Her name is Mother of Exiles.
From her beacon-hand glows world-wide welcome.
Give me your tired, your poor, your huddled masses.
Send these, the homeless, tempest-tost to me.
America has lost its way. The strongest of people can be found in the unlikeliest of places. The future of the entire country will depend on them.
All across the United States, people scramble to survive new, draconian policies that mark and track immigrants and their children (citizens or not) as their freedoms rapidly erode around them.
For the “inked” — those whose immigration status has been permanently tattooed on their wrists — those famous words on the Statue of Liberty are starting to ring hollow. The tattoos have marked them for horrors they could not have imagined within US borders.
As the nightmare unfolds before them, unforeseen alliances between the inked—like Mari, Meche, and Toño—and non-immigrants—Finn, Del, and Abbie—are formed, all in the desperate hope to confront it.
Ink is the story of their ingenuity. Of their resilience. Of their magic. A story of how the power of love and community out-survives even the grimmest times.
“Tight-paced and surreal, Ink paints a dystopian vision in which the American dream morphs into an immigration nightmare. Weaving the fantastical with the everyday, Vourvoulias tells a story as unsettling as it is timely. A resonant, indelible novel.”
—Jhumpa Lahiri, Pulitzer Prize-winning author of Interpreter of Maladies, The Namesake, Unaccustomed Earth, and The Lowland

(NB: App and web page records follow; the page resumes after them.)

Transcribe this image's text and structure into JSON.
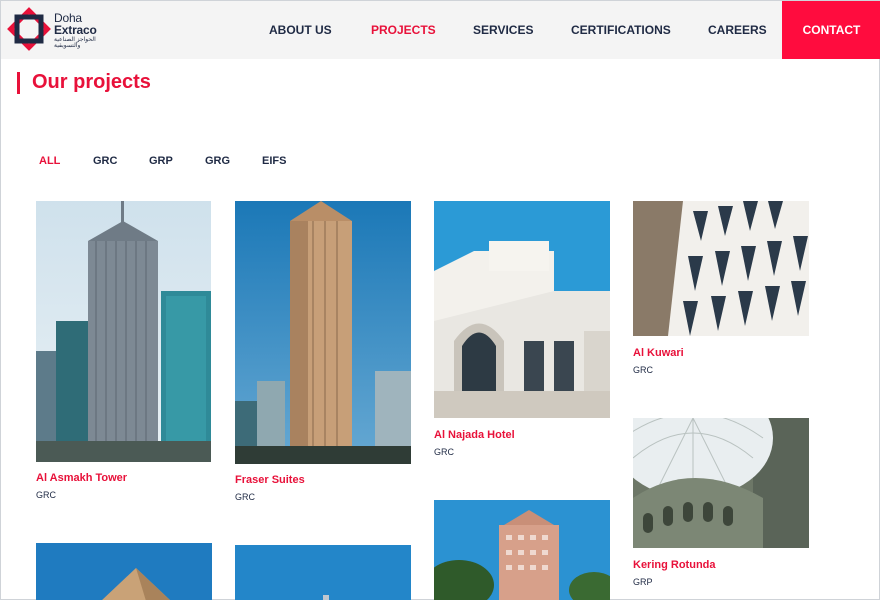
{
  "header": {
    "logo": {
      "line1": "Doha",
      "line2": "Extraco",
      "arabic": "الحواجز الصناعية والتسويقية"
    },
    "nav": [
      {
        "label": "ABOUT US"
      },
      {
        "label": "PROJECTS"
      },
      {
        "label": "SERVICES"
      },
      {
        "label": "CERTIFICATIONS"
      },
      {
        "label": "CAREERS"
      }
    ],
    "contact_label": "CONTACT",
    "active_nav": "PROJECTS",
    "colors": {
      "accent": "#e8113a",
      "contact_bg": "#ff0c3e",
      "header_bg": "#f4f4f4",
      "text": "#1f2a44"
    }
  },
  "main": {
    "title": "Our projects",
    "filters": [
      {
        "label": "ALL",
        "active": true
      },
      {
        "label": "GRC",
        "active": false
      },
      {
        "label": "GRP",
        "active": false
      },
      {
        "label": "GRG",
        "active": false
      },
      {
        "label": "EIFS",
        "active": false
      }
    ],
    "projects": [
      {
        "name": "Al Asmakh Tower",
        "category": "GRC",
        "image": "glass-skyscrapers-photo"
      },
      {
        "name": "Fraser Suites",
        "category": "GRC",
        "image": "beige-tower-photo"
      },
      {
        "name": "Al Najada Hotel",
        "category": "GRC",
        "image": "white-arched-hotel-photo"
      },
      {
        "name": "Al Kuwari",
        "category": "GRC",
        "image": "lattice-facade-photo"
      },
      {
        "name": "Kering Rotunda",
        "category": "GRP",
        "image": "dome-interior-photo"
      },
      {
        "name": "",
        "category": "",
        "image": "pyramid-under-blue-sky-photo"
      },
      {
        "name": "",
        "category": "",
        "image": "blue-sky-photo"
      },
      {
        "name": "",
        "category": "",
        "image": "pink-tower-with-trees-photo"
      }
    ]
  }
}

“With mythic insight and journalistic integrity, Ink shows us the future that we must prevent.”
—Will Alexander, National Book Award-winning author of Goblin Secrets, Ambassador, and A Properly Unhaunted Place
“A clear-eyed, prescient depiction of a possible future that seems all too real today. Vourvoulias writes with complexity and compassion as her characters struggle with injustice, and as they carve out small triumphs amid tragedy and pain. A deeply grounded sense of magic permeates this story, as well as the gift and burden of memory for what has been left behind and might still be rescued or acknowledged.”
—Kate Elliott, World Fantasy Award and Nebula finalist, author of multiple fantasy series including Crown of Stars and Court of Fives
“We’ve never needed Sabrina Vourvoulias more than we do right now. With Ink her journalist instincts and storytelling chops bring to life a terrifying tale of a dystopia that just happens to be our reality. If we’re going to survive this present political moment, we need books like this, to show us how we are awful - and remind us how we are strong.”
— Sam J. Miller, Shirley Jackson Award winner and Nebula, World Fantasy, and Theodore Sturgeon Memorial Award finalist, author of The Art of Starving and Blackfish City
“A page-turner in the best sense, this is a heart-thumping, unflinching look at lives, loves and escapades in an America where fear of the Other has blown away any pretense of democratic ideals. But where there’s terror and betrayal, there is also love, and courage, and humor. This is a book for our times.”
—Vandana Singh, physicist and author of Ambiguity Machines and Other Stories
“Like Margaret Atwood’s The Handmaid’s Tale, to which this novel has been compared, Vourvoulias’s text makes chillingly clear how close beneath the surface of a liberal civil order lies a more oppressive regime ... yet it also gives us reasons for hope that people might rise above their defensive reaction to difference, refuse such separations, and seek common human community.”
—Los Angeles Review of Books